Insulin resistance and inflammation that are prompted as a consequence of excess weight are also factors that contribute to the development of Hypertension and Obesity. Despite the fact that obese patients have a higher probability of developing hypertension than people with a healthy weight, not all of the obese patients are hypertensive, which may be explained by the heterogeneity of the disease.
Obesity-Related Hypertension Prevention
Preventing hypertension related to obesity is closely connected to the underlying disease as well as its treatment. Therefore, in order to prevent comorbidities, the best method is by the alteration of lifestyle habits, such as diet and physical activity. The 1999 study “Lifestyle modifications to prevent and control hypertension” focused on methods to prevent the disease and revealed that it is inseparable from treating obesity.
Losing weight and maintaining a healthy body weight drastically decreases the risk of developing hypertension. The researchers revealed that while the indirect benefits of a healthy body weight are numerous, the negative effects are primarily the frustrations associated with attaining and maintaining a healthy weight, which may not be easy.
Hypertension Treatment by Obese Patients
Similarly to preventing hypertension, the treatment of the condition as comorbidity associated to obesity, is also associated to the treatment of obesity itself. A healthy diet and regular exercise are key to helping patients lose weight and treat hypertension, which can be combined with other methods of medically supervised weight loss, such as pre-packed meals, pharmacotherapy or surgery. The primary goal is to reduce patients’ BMI to less than 30.

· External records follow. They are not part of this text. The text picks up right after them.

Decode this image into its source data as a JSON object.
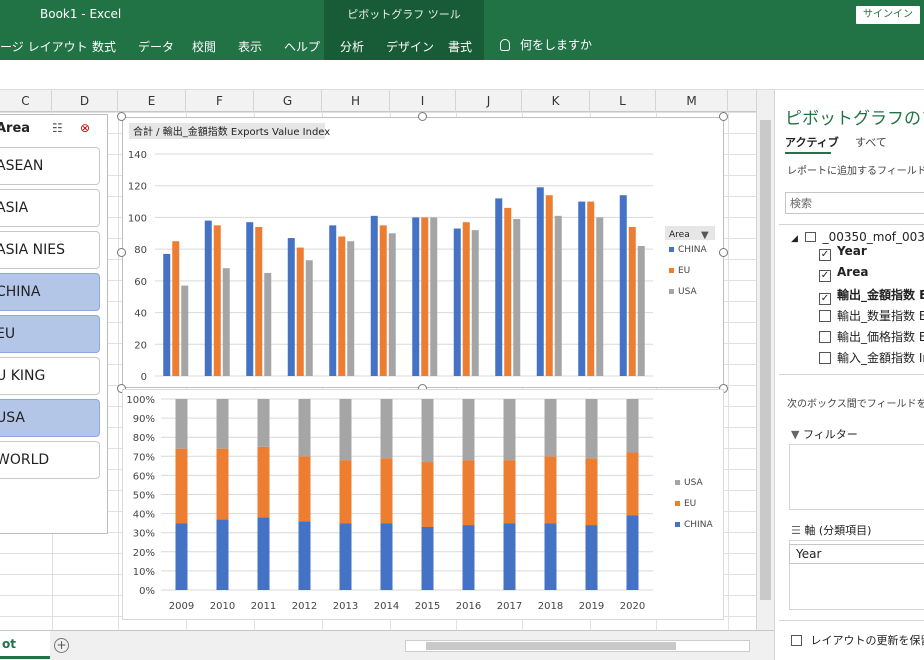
{
  "window": {
    "doc_title": "Book1 - Excel",
    "context_tab_group": "ピボットグラフ ツール",
    "signin": "サインイン"
  },
  "ribbon": {
    "tabs": [
      "ページ レイアウト",
      "数式",
      "データ",
      "校閲",
      "表示",
      "ヘルプ",
      "分析",
      "デザイン",
      "書式"
    ],
    "tell_me": "何をしますか"
  },
  "columns": [
    "C",
    "D",
    "E",
    "F",
    "G",
    "H",
    "I",
    "J",
    "K",
    "L",
    "M"
  ],
  "slicer": {
    "title": "Area",
    "items": [
      {
        "label": "ASEAN",
        "selected": false
      },
      {
        "label": "ASIA",
        "selected": false
      },
      {
        "label": "ASIA NIES",
        "selected": false
      },
      {
        "label": "CHINA",
        "selected": true
      },
      {
        "label": "EU",
        "selected": true
      },
      {
        "label": "U KING",
        "selected": false
      },
      {
        "label": "USA",
        "selected": true
      },
      {
        "label": "WORLD",
        "selected": false
      }
    ]
  },
  "chart_data": [
    {
      "type": "bar",
      "title": "合計 / 輸出_金額指数 Exports Value Index",
      "legend_title": "Area",
      "legend_position": "right",
      "categories": [
        "2009",
        "2010",
        "2011",
        "2012",
        "2013",
        "2014",
        "2015",
        "2016",
        "2017",
        "2018",
        "2019",
        "2020"
      ],
      "series": [
        {
          "name": "CHINA",
          "color": "#4472c4",
          "values": [
            77,
            98,
            97,
            87,
            95,
            101,
            100,
            93,
            112,
            119,
            110,
            114
          ]
        },
        {
          "name": "EU",
          "color": "#ed7d31",
          "values": [
            85,
            95,
            94,
            81,
            88,
            95,
            100,
            97,
            106,
            114,
            110,
            94
          ]
        },
        {
          "name": "USA",
          "color": "#a5a5a5",
          "values": [
            57,
            68,
            65,
            73,
            85,
            90,
            100,
            92,
            99,
            101,
            100,
            82
          ]
        }
      ],
      "ylim": [
        0,
        140
      ],
      "yticks": [
        0,
        20,
        40,
        60,
        80,
        100,
        120,
        140
      ],
      "grid": true
    },
    {
      "type": "bar",
      "stacked_percent": true,
      "legend_position": "right",
      "categories": [
        "2009",
        "2010",
        "2011",
        "2012",
        "2013",
        "2014",
        "2015",
        "2016",
        "2017",
        "2018",
        "2019",
        "2020"
      ],
      "series": [
        {
          "name": "CHINA",
          "color": "#4472c4",
          "values": [
            35,
            37,
            38,
            36,
            35,
            35,
            33,
            34,
            35,
            35,
            34,
            39
          ]
        },
        {
          "name": "EU",
          "color": "#ed7d31",
          "values": [
            39,
            37,
            37,
            34,
            33,
            34,
            34,
            34,
            33,
            35,
            35,
            33
          ]
        },
        {
          "name": "USA",
          "color": "#a5a5a5",
          "values": [
            26,
            26,
            25,
            30,
            32,
            31,
            33,
            32,
            32,
            30,
            31,
            28
          ]
        }
      ],
      "ytick_labels": [
        "0%",
        "10%",
        "20%",
        "30%",
        "40%",
        "50%",
        "60%",
        "70%",
        "80%",
        "90%",
        "100%"
      ],
      "legend_order": [
        "USA",
        "EU",
        "CHINA"
      ],
      "grid": true
    }
  ],
  "pane": {
    "title": "ピボットグラフのフィ",
    "tab_active": "アクティブ",
    "tab_all": "すべて",
    "hint": "レポートに追加するフィールドを選",
    "search_placeholder": "検索",
    "table_name": "_00350_mof_003",
    "fields": [
      {
        "label": "Year",
        "checked": true,
        "bold": true
      },
      {
        "label": "Area",
        "checked": true,
        "bold": true
      },
      {
        "label": "輸出_金額指数 Ex",
        "checked": true,
        "bold": true
      },
      {
        "label": "輸出_数量指数 Ex",
        "checked": false,
        "bold": false
      },
      {
        "label": "輸出_価格指数 Ex",
        "checked": false,
        "bold": false
      },
      {
        "label": "輸入_金額指数 In",
        "checked": false,
        "bold": false
      }
    ],
    "areas_hint": "次のボックス間でフィールドをドラ",
    "filter_label": "フィルター",
    "axis_label": "軸 (分類項目)",
    "axis_value": "Year",
    "defer_label": "レイアウトの更新を保留する"
  },
  "sheet": {
    "tab": "ot",
    "add": "+"
  }
}
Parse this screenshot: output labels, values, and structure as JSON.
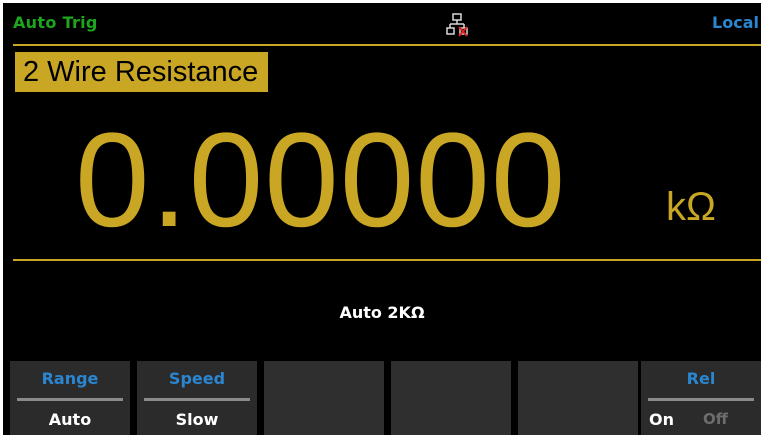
{
  "status": {
    "trigger_mode": "Auto Trig",
    "control_mode": "Local",
    "network_icon": "network-disconnected-icon"
  },
  "display": {
    "function_label": "2 Wire Resistance",
    "reading": "0.00000",
    "unit": "kΩ",
    "range_info": "Auto  2KΩ"
  },
  "softkeys": [
    {
      "title": "Range",
      "value": "Auto"
    },
    {
      "title": "Speed",
      "value": "Slow"
    },
    {
      "title": "",
      "value": ""
    },
    {
      "title": "",
      "value": ""
    },
    {
      "title": "",
      "value": ""
    },
    {
      "title": "Rel",
      "on_label": "On",
      "off_label": "Off",
      "selected": "On"
    }
  ],
  "colors": {
    "accent_yellow": "#c9a623",
    "status_green": "#1ea51e",
    "softkey_blue": "#2a86d0",
    "background": "#000000"
  }
}
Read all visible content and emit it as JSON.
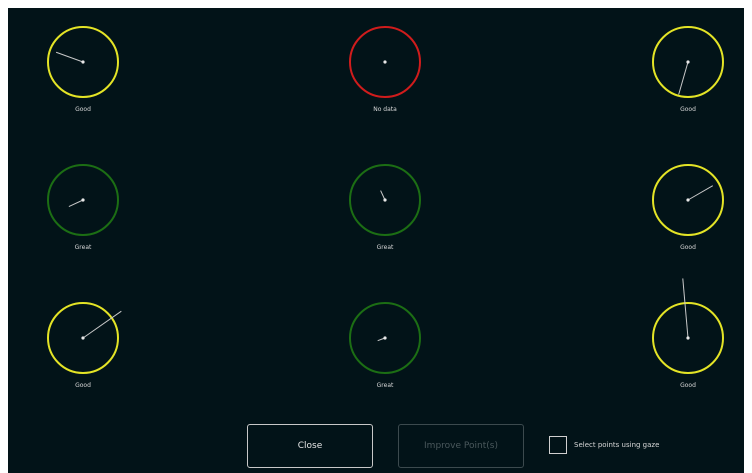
{
  "calibration_points": [
    {
      "id": "top-left",
      "status": "Good",
      "ring_color": "#e4e426",
      "error_angle_deg": 200,
      "error_magnitude": 1.1
    },
    {
      "id": "top-center",
      "status": "No data",
      "ring_color": "#d01c1c",
      "error_angle_deg": 0,
      "error_magnitude": 0
    },
    {
      "id": "top-right",
      "status": "Good",
      "ring_color": "#e4e426",
      "error_angle_deg": 106,
      "error_magnitude": 1.3
    },
    {
      "id": "middle-left",
      "status": "Great",
      "ring_color": "#1c6e14",
      "error_angle_deg": 155,
      "error_magnitude": 0.6
    },
    {
      "id": "middle-center",
      "status": "Great",
      "ring_color": "#1c6e14",
      "error_angle_deg": 245,
      "error_magnitude": 0.4
    },
    {
      "id": "middle-right",
      "status": "Good",
      "ring_color": "#e4e426",
      "error_angle_deg": 330,
      "error_magnitude": 1.1
    },
    {
      "id": "bottom-left",
      "status": "Good",
      "ring_color": "#e4e426",
      "error_angle_deg": 325,
      "error_magnitude": 1.8
    },
    {
      "id": "bottom-center",
      "status": "Great",
      "ring_color": "#1c6e14",
      "error_angle_deg": 160,
      "error_magnitude": 0.3
    },
    {
      "id": "bottom-right",
      "status": "Good",
      "ring_color": "#e4e426",
      "error_angle_deg": 265,
      "error_magnitude": 2.3
    }
  ],
  "buttons": {
    "close_label": "Close",
    "improve_label": "Improve Point(s)",
    "improve_enabled": false
  },
  "gaze_select": {
    "label": "Select points using gaze",
    "checked": false
  },
  "colors": {
    "background": "#021318",
    "good": "#e4e426",
    "great": "#1c6e14",
    "no_data": "#d01c1c",
    "error_line": "#c8c8c8",
    "center_dot": "#e8e8e8"
  }
}
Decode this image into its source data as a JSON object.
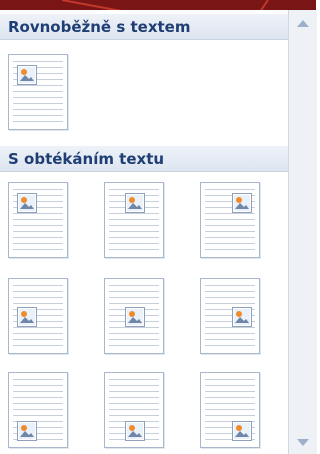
{
  "sections": [
    {
      "title": "Rovnoběžně s textem"
    },
    {
      "title": "S obtékáním textu"
    }
  ],
  "icons": {
    "thumbnail": "page-with-picture-icon",
    "scroll_up": "scroll-up-arrow-icon",
    "scroll_down": "scroll-down-arrow-icon"
  },
  "colors": {
    "header_text": "#1f3f74",
    "top_bar": "#7a1515",
    "callout": "#c0392b"
  }
}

In addition to losing weight, the treatment of obesity-related hypertension is similar to the therapy of other patients. Interruption of the RAS, inhibition of sympathetic nervous activity, and diuresis may also help patients struggling with the disease, are all helpful in treating obesity-related hypertension. The main purpose of the treatment is avoid the risk of further complications, including heart attack, stroke, aneurysm, heart failure and early death.